(săm`ōthrās') or


(sämōthrä`kē), island (1991 pop. 3,083), c.71 sq mi (184 sq km), NE Greece, in the Aegean Sea. The main town is Samothrace, or Samothráki, located on the northwest shore. The island is largely mountainous, rising to c.5,575 ft (1,700 m) on Mt. Fengari. In ancient times Samothrace was an important center of worship. There are ruins of a religious sanctuary, some of which date to the 6th cent. B.C. The famous statue of the winged Nike (or Victory) of Samothrace, built c.200 B.C. to adorn a ship and later transferred to the island, was discovered on Samothrace in 1863 and is now in the Louvre in Paris. The island was ceded to Greece by the Ottoman Empire in 1913.



a Greek island in the north Aegean Sea. Area, 176 sq km. Population, 5,100 (1971).

Samothrace has elevations reaching 1,586 m. The island is formed of gneisses, amphibolites, and marbles and has mineral springs. Vegetation is of the Mediterranean type, with shrubs and oak groves. Olives are grown on the island. There is also goat breeding and fishing. The town of Samothrace is the main population center.

In ancient Greece, Samothrace was a center for the mysteries in honor of the Cabiri. Excavations uncovered the architectural remains of a cyclopean wall and a stone altar (second millennium B.C.); the Anaktoron, which was a temple of initiation into the lower level of the mysteries (c. 500 B.C.); the Hieron (the New Temple), which was a temple of initiation into the higher level of the mysteries (c. 300-c. 150 B.C.); and a sacred section with propylaea (c. 340 B.C.). The statue of Nike of Samothrace was found in the Cabiri sanctuary.


Samothrace, vols. 1–4. New York, 1958–64.


a Greek island in the NE Aegean Sea: mountainous.

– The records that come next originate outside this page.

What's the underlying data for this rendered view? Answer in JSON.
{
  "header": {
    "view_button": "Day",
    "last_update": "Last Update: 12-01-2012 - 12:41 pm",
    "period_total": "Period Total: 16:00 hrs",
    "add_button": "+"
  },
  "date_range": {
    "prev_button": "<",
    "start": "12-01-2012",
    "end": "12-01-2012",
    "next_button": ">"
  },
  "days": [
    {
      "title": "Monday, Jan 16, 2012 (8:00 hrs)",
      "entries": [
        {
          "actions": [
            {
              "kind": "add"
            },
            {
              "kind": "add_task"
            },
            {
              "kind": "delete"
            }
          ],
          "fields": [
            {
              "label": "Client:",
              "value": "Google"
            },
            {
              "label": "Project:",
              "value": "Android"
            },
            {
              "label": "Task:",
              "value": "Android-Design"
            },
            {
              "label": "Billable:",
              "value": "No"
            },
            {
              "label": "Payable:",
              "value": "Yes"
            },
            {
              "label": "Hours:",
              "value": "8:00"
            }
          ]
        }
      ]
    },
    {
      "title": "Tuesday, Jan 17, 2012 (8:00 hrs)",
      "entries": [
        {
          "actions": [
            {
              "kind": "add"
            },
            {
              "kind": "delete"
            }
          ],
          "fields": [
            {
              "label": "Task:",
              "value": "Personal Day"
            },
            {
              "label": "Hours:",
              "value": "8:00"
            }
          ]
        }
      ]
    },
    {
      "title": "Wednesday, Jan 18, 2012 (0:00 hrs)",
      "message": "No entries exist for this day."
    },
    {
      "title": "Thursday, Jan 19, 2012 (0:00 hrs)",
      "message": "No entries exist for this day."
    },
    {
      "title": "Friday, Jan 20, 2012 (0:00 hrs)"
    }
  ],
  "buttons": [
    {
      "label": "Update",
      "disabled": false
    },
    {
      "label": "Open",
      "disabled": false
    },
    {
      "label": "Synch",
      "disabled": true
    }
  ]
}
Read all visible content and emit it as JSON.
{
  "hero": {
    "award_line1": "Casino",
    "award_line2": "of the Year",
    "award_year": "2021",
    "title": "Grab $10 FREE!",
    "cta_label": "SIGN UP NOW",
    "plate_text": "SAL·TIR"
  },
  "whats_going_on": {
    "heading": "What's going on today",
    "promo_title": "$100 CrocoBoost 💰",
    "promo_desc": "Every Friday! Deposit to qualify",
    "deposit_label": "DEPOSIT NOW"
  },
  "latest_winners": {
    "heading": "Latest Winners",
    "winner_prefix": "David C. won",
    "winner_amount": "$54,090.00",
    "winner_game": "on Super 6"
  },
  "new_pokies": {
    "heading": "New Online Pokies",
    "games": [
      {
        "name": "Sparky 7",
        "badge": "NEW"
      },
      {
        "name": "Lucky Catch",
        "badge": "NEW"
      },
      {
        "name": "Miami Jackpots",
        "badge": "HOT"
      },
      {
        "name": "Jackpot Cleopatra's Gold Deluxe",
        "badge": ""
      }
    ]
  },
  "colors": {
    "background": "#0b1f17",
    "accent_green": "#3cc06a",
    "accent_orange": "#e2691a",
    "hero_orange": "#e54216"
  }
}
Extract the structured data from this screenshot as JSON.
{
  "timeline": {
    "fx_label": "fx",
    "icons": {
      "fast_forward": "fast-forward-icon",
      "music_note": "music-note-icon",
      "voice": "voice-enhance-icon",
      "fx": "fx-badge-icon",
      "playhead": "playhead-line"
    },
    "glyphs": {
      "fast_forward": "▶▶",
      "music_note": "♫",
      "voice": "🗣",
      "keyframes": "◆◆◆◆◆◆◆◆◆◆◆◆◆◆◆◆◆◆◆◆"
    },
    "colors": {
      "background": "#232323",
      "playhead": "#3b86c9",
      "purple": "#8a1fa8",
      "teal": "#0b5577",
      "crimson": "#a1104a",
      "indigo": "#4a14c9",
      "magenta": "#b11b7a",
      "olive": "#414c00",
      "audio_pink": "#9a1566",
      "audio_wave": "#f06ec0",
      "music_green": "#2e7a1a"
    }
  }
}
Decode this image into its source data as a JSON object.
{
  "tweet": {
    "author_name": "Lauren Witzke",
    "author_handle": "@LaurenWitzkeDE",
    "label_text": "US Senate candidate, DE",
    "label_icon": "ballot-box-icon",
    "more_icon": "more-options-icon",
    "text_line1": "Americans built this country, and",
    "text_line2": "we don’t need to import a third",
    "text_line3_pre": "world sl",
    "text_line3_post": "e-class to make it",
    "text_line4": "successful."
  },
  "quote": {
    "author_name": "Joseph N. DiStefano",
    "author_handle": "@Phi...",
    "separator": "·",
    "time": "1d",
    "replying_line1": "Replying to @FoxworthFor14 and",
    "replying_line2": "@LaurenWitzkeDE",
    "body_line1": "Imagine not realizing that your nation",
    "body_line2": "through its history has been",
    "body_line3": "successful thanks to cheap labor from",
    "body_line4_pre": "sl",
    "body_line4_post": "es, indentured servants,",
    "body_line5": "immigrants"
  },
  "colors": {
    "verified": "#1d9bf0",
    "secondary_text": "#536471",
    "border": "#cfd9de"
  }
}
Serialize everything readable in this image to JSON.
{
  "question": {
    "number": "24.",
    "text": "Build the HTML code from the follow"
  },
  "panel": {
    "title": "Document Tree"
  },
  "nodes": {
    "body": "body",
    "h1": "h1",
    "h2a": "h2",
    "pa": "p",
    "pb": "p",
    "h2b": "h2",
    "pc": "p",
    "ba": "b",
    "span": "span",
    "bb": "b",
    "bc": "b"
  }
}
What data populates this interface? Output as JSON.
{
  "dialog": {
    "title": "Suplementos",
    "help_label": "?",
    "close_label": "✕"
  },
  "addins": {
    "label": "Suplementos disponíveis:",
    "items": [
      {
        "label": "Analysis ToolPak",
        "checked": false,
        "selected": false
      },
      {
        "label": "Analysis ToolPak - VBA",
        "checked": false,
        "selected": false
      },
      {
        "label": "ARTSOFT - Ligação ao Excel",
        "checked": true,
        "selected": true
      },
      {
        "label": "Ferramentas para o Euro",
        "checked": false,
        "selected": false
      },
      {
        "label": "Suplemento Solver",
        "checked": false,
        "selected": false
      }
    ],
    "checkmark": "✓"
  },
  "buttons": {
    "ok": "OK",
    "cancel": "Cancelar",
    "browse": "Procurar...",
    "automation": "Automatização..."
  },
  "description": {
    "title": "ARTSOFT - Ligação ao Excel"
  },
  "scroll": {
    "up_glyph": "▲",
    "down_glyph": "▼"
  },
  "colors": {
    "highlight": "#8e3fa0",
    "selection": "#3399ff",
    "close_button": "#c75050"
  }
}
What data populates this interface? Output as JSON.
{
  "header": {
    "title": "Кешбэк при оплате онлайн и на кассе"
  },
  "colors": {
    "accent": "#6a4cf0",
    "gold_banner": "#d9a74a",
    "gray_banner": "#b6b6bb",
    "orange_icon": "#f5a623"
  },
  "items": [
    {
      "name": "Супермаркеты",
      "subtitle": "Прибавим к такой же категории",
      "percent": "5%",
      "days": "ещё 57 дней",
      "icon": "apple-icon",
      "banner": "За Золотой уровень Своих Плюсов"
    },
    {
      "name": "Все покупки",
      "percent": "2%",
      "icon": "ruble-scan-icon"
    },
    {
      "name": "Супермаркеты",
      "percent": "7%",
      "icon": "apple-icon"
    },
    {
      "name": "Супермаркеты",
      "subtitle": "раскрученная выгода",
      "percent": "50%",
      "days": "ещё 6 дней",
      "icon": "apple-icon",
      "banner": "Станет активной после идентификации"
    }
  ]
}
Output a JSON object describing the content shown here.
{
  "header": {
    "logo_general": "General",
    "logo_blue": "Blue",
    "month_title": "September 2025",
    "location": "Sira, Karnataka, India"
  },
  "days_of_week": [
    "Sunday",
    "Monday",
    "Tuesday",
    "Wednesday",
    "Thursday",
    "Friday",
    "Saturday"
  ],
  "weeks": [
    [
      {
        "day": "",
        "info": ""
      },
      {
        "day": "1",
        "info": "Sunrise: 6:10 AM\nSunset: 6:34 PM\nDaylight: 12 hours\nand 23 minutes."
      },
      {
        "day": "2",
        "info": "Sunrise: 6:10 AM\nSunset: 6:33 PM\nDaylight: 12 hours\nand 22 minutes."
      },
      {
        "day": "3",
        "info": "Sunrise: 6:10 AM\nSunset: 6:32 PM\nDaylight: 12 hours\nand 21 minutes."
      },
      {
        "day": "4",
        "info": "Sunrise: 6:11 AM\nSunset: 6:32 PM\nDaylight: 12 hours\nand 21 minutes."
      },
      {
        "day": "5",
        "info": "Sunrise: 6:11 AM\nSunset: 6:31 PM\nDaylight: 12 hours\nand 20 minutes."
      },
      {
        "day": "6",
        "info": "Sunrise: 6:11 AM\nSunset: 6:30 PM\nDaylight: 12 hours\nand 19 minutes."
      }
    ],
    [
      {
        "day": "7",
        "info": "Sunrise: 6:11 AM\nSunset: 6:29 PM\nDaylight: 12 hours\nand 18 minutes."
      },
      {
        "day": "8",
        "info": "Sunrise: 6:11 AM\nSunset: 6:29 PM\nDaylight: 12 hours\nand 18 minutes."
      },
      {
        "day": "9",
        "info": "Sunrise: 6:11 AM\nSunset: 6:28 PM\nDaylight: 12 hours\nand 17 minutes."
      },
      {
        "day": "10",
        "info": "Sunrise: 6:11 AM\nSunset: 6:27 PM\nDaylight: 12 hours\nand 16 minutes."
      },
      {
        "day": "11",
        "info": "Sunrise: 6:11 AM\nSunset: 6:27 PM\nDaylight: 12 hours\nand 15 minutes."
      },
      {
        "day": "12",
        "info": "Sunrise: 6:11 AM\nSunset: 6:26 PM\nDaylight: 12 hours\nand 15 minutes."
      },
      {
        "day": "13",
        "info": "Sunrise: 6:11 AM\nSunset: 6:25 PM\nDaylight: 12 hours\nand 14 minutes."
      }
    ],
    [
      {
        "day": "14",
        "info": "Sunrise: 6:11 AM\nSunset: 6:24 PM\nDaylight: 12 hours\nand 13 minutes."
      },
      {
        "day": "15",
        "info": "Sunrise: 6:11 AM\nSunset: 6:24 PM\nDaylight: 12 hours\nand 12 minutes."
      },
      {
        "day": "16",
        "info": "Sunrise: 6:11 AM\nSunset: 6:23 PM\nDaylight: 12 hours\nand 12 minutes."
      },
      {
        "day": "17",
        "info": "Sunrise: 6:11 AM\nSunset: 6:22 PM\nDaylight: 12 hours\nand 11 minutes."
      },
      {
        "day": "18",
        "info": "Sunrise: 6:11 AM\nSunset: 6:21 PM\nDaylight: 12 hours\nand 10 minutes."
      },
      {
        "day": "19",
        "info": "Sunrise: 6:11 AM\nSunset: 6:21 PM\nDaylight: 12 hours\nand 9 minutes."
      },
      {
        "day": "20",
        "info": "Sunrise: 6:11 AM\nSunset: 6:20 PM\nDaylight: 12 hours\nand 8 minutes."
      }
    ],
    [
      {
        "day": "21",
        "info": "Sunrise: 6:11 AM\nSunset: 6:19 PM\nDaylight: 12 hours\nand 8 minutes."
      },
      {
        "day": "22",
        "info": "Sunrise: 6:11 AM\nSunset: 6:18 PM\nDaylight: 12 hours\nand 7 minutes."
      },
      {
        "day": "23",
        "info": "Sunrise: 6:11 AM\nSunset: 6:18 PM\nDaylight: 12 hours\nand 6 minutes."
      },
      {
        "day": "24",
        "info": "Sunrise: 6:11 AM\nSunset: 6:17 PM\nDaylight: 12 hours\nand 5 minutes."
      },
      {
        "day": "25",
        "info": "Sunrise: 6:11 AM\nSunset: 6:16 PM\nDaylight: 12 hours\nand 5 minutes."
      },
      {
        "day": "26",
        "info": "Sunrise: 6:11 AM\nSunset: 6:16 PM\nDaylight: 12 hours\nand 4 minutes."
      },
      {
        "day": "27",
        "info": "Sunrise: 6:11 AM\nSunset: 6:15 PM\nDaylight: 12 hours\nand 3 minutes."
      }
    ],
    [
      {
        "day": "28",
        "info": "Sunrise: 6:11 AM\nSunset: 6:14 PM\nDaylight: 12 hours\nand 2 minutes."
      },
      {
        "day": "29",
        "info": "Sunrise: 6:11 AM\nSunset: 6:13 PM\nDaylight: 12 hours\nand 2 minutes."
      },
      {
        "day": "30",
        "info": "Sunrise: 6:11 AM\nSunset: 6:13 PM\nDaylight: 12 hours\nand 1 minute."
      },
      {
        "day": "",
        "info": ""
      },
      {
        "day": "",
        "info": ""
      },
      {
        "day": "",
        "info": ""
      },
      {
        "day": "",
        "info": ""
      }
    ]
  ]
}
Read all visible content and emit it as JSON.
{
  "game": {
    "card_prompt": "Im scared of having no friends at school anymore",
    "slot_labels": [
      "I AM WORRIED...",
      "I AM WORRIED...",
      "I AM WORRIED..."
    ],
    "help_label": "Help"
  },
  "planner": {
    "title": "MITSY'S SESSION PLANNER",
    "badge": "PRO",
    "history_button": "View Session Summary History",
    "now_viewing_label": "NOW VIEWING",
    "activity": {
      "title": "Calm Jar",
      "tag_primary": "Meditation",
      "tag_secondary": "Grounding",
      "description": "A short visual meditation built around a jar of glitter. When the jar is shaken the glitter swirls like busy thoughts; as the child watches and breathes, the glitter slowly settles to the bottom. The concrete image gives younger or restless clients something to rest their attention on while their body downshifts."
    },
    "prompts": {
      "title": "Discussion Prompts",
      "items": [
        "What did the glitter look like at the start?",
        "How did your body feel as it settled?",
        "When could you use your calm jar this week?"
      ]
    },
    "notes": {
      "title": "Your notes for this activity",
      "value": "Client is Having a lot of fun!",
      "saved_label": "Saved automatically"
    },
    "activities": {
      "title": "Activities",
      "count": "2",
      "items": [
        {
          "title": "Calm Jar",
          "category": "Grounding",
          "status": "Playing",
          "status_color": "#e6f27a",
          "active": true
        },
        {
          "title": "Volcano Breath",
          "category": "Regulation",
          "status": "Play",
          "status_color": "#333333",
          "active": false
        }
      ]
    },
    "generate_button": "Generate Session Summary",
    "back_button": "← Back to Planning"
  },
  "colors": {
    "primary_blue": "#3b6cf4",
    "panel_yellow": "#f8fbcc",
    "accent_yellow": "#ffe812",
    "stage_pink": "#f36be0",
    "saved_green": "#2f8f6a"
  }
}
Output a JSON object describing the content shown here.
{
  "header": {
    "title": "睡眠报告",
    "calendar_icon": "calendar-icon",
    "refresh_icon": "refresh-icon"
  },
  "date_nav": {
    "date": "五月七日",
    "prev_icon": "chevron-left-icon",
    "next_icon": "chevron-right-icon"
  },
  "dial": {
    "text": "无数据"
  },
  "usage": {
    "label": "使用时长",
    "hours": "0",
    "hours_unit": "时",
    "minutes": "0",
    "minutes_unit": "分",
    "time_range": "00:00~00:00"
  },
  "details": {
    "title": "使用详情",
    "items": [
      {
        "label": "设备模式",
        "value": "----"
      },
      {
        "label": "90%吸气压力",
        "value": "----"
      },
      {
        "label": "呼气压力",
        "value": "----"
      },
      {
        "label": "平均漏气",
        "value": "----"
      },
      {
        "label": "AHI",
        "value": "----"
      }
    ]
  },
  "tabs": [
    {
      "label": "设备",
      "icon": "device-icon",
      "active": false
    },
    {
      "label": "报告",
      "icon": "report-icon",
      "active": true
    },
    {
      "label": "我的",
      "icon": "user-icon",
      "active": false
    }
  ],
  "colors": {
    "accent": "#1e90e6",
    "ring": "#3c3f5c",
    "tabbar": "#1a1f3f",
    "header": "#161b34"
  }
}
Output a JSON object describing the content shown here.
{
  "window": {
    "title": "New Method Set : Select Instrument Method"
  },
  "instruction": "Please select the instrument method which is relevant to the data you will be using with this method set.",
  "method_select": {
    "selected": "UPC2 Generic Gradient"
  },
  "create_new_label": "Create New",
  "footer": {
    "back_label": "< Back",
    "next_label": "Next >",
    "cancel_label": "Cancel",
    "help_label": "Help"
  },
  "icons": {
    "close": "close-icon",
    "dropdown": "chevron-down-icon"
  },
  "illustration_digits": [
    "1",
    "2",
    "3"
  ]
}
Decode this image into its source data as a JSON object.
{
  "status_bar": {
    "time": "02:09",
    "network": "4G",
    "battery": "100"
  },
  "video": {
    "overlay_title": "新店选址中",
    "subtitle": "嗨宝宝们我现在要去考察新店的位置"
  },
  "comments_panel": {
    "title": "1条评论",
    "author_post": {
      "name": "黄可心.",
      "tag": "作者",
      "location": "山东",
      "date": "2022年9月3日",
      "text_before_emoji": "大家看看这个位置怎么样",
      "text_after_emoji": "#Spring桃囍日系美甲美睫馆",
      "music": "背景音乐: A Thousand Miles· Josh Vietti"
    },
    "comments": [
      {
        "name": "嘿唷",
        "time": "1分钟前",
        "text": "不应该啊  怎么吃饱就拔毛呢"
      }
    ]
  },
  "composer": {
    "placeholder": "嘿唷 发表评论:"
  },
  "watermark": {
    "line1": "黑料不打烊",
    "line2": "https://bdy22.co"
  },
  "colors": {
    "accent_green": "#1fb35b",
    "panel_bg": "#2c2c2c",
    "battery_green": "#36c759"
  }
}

Pop.: 2723 (2001)
References in periodicals archive ?
There is a plaster replica of the statue in Samothrace, in modern day Macedonia, but in 1999 the mayor launched a campaign to bring the original statue home.
port Kamariotissa Samothrace will become the boundaries of the land area resulting from the determination of the necessary port uses in conjunction with existing and planned structures and facilities.
Many of the most memorable images in the canon are of figures and animals in motion: the Victory of Samothrace from around 190 BCE, her drapery fluttering with the rapidity of flight; Titian's Bacchus of 1520-23, depicted in midair leaping from his chariot toward Ariadne; Marcel Duchamp's Nude Descending a Staircase (No.
La camera scrute d'abord l'immensite de la voute sous laquelle est exposee, seule, la Victoire de Samothrace.
A network of at least one hundred sailors' sanctuaries--to Artemis, Apollo, the Dioscuri (Castor and Pollux), the Great Gods of Samothrace, and many other divinities--played a crucial role in transforming Greeks' mental map of the ancient Mediterranean.
Marinetti claimed that "a roaring automobile is more beautiful than the Nike of Samothrace.
Winged Victory of Samothrace, Mona Lisa) and imagines a ghostly muse for each, complete with fake biographies, providing their depictions in front of the works.
Geological Survey said the quake occurred some 77 km (48 miles) south-southwest of Alexandroupolis, between the islands of Lemnos and Samothrace, at a depth of 10 km (six miles).
25 pm on May 24 was near the Greek island of Samothrace some 400 km from Sofia.
Geological Survey (USGS) said the quake occurred 69 km (42 miles) south-southwest of the Greek city of Alexandroupolis, between the islands of Lemnos and Samothrace, at a depth of 10 km (6 miles).
It echoes Marinetti's declaration in the "Founding Manifesto of Futurism" that there is such a thing as machine beauty, "A racing car with its bonnet draped with exhaust pipes like fire-breathing serpents--a roaring racing car, rattling along like a machine-gun, is more beautiful than the winged victory of Samothrace.
I believe I have glimpsed a complete renovation of that mummified art," he wrote in a 1912 letter from Paris, where the churning Hellenistic swirls of the Louvre's Winged Victory of Samothrace (an early Futurist bugbear) surely lent more to his Unique Forms of Continuity in Space, 1913, than he conceded.